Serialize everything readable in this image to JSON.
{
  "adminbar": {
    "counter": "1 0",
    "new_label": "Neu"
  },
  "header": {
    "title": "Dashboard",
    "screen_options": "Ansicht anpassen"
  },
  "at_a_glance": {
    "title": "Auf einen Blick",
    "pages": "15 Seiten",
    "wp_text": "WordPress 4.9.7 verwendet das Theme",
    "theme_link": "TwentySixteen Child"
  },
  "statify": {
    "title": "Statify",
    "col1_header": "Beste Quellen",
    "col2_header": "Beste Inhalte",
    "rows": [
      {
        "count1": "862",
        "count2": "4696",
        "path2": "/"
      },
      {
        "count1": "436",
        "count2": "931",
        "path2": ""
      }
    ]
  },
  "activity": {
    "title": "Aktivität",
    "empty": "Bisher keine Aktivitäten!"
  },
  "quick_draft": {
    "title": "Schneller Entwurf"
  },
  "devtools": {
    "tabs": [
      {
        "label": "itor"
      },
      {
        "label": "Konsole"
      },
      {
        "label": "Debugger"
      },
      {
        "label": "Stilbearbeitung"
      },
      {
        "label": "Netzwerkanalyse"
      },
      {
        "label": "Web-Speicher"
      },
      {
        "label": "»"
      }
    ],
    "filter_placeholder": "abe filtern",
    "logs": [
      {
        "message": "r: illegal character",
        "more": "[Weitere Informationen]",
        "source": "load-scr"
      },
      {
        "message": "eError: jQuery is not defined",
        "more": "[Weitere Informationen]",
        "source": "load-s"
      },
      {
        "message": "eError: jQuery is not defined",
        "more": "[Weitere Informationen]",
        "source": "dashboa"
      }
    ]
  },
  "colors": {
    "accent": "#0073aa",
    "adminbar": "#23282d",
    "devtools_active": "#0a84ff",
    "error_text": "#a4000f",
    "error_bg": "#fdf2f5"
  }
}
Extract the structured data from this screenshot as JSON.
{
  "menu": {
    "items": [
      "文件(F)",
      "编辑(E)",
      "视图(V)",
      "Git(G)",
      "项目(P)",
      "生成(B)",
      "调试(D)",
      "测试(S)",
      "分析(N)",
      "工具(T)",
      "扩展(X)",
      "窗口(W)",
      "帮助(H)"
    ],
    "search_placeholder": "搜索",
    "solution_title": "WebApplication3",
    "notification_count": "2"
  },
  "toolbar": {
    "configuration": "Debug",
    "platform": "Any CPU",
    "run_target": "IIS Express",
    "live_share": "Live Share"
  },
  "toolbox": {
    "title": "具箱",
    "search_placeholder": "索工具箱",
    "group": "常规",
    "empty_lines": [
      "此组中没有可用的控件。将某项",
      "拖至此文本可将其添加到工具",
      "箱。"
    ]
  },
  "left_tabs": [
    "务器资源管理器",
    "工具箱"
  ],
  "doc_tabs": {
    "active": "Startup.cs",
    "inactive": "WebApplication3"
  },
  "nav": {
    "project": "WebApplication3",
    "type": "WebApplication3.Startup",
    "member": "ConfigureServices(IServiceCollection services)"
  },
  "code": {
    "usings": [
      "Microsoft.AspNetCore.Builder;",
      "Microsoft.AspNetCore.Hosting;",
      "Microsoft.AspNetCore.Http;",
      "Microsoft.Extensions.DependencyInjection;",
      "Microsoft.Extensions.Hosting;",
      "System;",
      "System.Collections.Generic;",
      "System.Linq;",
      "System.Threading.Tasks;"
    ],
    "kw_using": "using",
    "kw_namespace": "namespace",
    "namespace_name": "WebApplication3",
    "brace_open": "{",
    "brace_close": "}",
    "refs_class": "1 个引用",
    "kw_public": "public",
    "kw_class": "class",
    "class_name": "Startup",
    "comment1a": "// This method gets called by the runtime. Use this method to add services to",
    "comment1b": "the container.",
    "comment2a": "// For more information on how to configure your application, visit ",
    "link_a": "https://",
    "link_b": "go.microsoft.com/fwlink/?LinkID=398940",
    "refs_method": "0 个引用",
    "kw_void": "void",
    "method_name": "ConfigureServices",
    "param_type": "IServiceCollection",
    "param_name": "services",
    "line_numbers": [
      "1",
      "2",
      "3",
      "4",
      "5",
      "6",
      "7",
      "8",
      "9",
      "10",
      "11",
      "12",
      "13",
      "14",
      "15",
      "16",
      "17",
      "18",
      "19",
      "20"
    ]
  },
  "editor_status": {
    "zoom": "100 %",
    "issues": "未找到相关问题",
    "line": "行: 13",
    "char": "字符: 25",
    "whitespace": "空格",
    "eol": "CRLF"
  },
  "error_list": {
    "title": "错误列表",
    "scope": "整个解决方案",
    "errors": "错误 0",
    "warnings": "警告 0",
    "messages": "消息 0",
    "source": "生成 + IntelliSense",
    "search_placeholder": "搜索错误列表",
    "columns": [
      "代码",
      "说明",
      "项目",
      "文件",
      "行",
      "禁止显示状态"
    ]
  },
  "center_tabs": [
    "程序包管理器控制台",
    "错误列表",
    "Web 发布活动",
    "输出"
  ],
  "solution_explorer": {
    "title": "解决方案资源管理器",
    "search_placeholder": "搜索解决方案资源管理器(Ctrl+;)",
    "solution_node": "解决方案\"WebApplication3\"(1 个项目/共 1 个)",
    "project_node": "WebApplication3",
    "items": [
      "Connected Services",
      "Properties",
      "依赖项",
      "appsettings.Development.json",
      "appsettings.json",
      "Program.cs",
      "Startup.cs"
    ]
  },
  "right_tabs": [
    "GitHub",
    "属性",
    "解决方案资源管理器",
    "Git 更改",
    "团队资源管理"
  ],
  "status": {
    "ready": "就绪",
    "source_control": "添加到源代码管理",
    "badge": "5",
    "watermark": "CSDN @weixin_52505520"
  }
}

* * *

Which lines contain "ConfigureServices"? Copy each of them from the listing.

:: RESPONSE BELOW ::
    "member": "ConfigureServices(IServiceCollection services)"
    "method_name": "ConfigureServices",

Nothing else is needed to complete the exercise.